__Exercise__.
Using the listing, copy each whole line that features "state".

__Data under study__.
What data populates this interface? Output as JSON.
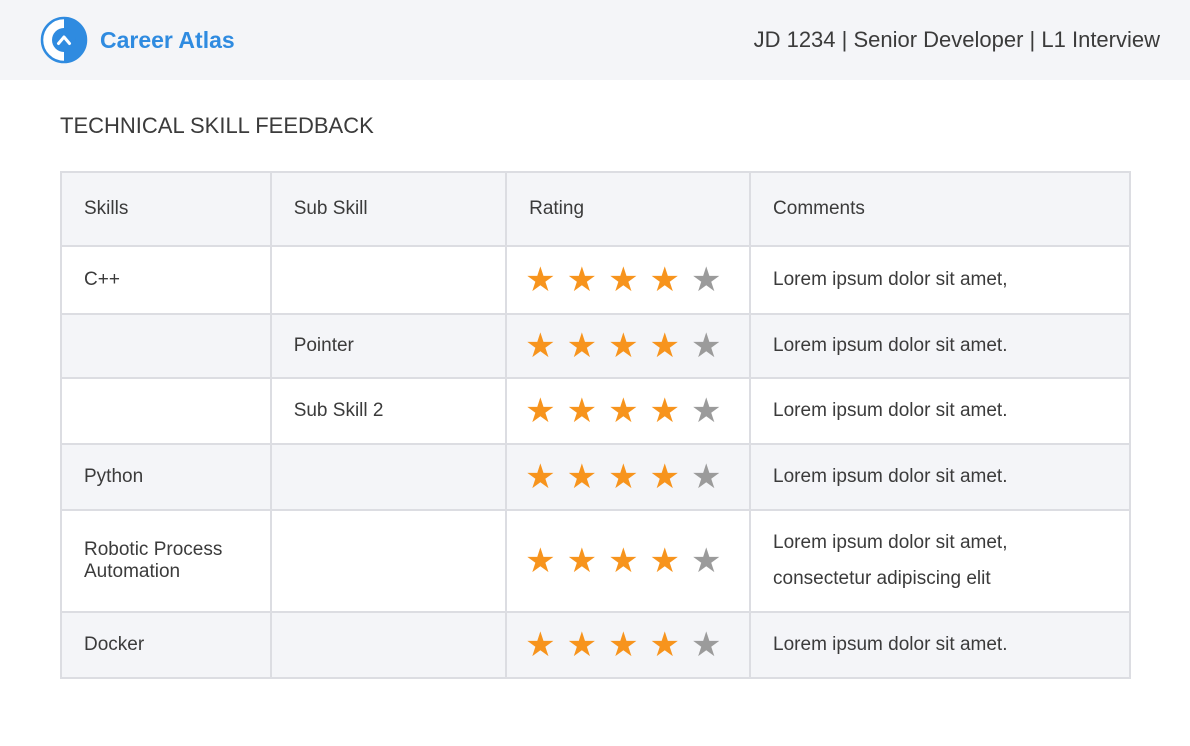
{
  "header": {
    "brand": "Career Atlas",
    "job_title": "JD 1234 | Senior Developer | L1 Interview",
    "logo_icon": "career-atlas-logo"
  },
  "section_title": "TECHNICAL SKILL FEEDBACK",
  "table": {
    "columns": [
      "Skills",
      "Sub Skill",
      "Rating",
      "Comments"
    ],
    "rows": [
      {
        "skill": "C++",
        "sub_skill": "",
        "rating": 4,
        "max": 5,
        "comment": "Lorem ipsum dolor sit amet,"
      },
      {
        "skill": "",
        "sub_skill": "Pointer",
        "rating": 4,
        "max": 5,
        "comment": "Lorem ipsum dolor sit amet."
      },
      {
        "skill": "",
        "sub_skill": "Sub Skill 2",
        "rating": 4,
        "max": 5,
        "comment": "Lorem ipsum dolor sit amet."
      },
      {
        "skill": "Python",
        "sub_skill": "",
        "rating": 4,
        "max": 5,
        "comment": "Lorem ipsum dolor sit amet."
      },
      {
        "skill": "Robotic Process Automation",
        "sub_skill": "",
        "rating": 4,
        "max": 5,
        "comment": "Lorem ipsum dolor sit amet, consectetur adipiscing elit"
      },
      {
        "skill": "Docker",
        "sub_skill": "",
        "rating": 4,
        "max": 5,
        "comment": "Lorem ipsum dolor sit amet."
      }
    ]
  },
  "colors": {
    "brand": "#2f8be0",
    "star_filled": "#f7941d",
    "star_empty": "#9b9b9b",
    "header_bg": "#f4f5f8"
  }
}
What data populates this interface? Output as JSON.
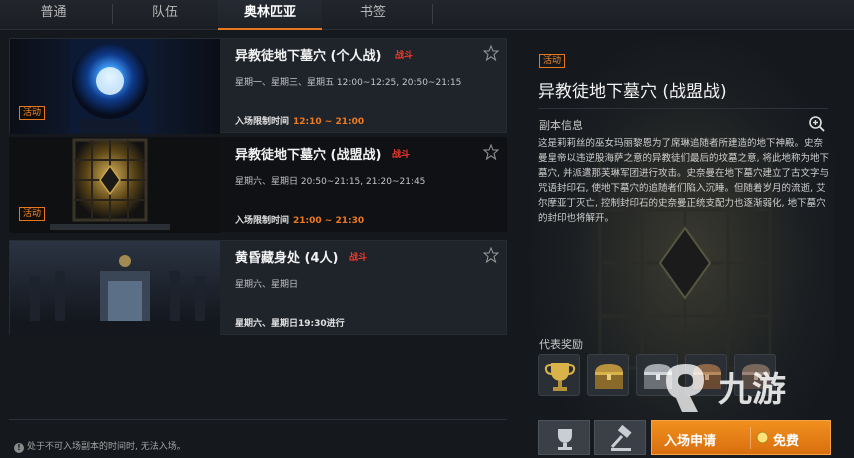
{
  "tabs": [
    {
      "label": "普通",
      "active": false
    },
    {
      "label": "队伍",
      "active": false
    },
    {
      "label": "奥林匹亚",
      "active": true
    },
    {
      "label": "书签",
      "active": false
    }
  ],
  "dungeons": [
    {
      "title": "异教徒地下墓穴 (个人战)",
      "tag": "战斗",
      "badge": "活动",
      "schedule": "星期一、星期三、星期五  12:00~12:25, 20:50~21:15",
      "limit_label": "入场限制时间",
      "limit_time": "12:10 ~ 21:00"
    },
    {
      "title": "异教徒地下墓穴 (战盟战)",
      "tag": "战斗",
      "badge": "活动",
      "schedule": "星期六、星期日  20:50~21:15, 21:20~21:45",
      "limit_label": "入场限制时间",
      "limit_time": "21:00 ~ 21:30"
    },
    {
      "title": "黄昏藏身处 (4人)",
      "tag": "战斗",
      "badge": "",
      "schedule": "星期六、星期日",
      "limit_label": "星期六、星期日19:30进行",
      "limit_time": ""
    }
  ],
  "notice": "处于不可入场副本的时间时, 无法入场。",
  "detail": {
    "badge": "活动",
    "title": "异教徒地下墓穴 (战盟战)",
    "section_label": "副本信息",
    "description": "这是莉莉丝的巫女玛丽黎恩为了席琳追随者所建造的地下神殿。史奈曼皇帝以违逆股海萨之意的异教徒们最后的坟墓之意, 将此地称为地下墓穴, 并派遣那芙琳军团进行攻击。史奈曼在地下墓穴建立了古文字与咒语封印石, 使地下墓穴的追随者们陷入沉睡。但随着岁月的流逝, 艾尔摩亚丁灭亡, 控制封印石的史奈曼正统支配力也逐渐弱化, 地下墓穴的封印也将解开。",
    "reward_label": "代表奖励",
    "enter_label": "入场申请",
    "free_label": "免费"
  },
  "watermark": "九游",
  "colors": {
    "accent": "#e7771c",
    "tag_red": "#ef3a2b",
    "highlight": "#ef7a1e"
  }
}
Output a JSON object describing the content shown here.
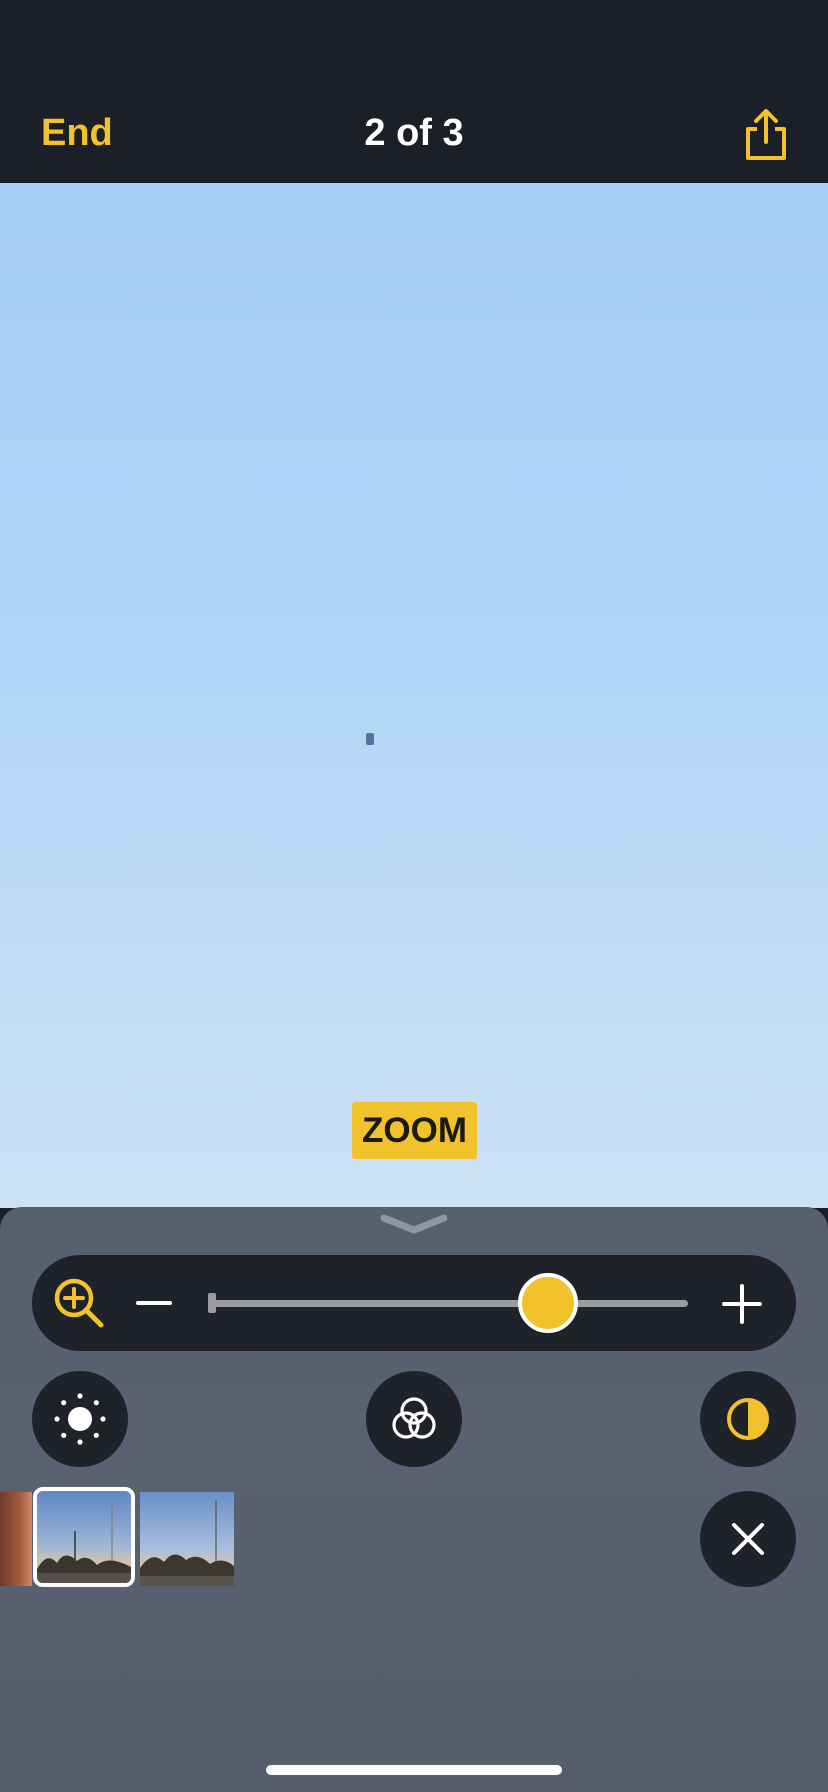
{
  "header": {
    "end_label": "End",
    "counter": "2 of 3",
    "share_icon": "share-icon"
  },
  "image": {
    "overlay_label": "ZOOM"
  },
  "controls": {
    "zoom_icon": "zoom-in-magnifier-icon",
    "zoom_level_fraction": 0.7,
    "minus_icon": "minus-icon",
    "plus_icon": "plus-icon",
    "brightness_icon": "brightness-icon",
    "filters_icon": "color-filters-icon",
    "contrast_icon": "contrast-icon",
    "close_icon": "close-icon"
  },
  "thumbnails": [
    {
      "state": "previous"
    },
    {
      "state": "current"
    },
    {
      "state": "next"
    }
  ],
  "colors": {
    "accent": "#f2c22d",
    "bar_bg": "#1b1f27",
    "control_bg": "#1f2229",
    "panel_bg": "#5a6272"
  }
}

__Result of the exercise__.
      "state": "previous"
      "state": "current"
      "state": "next"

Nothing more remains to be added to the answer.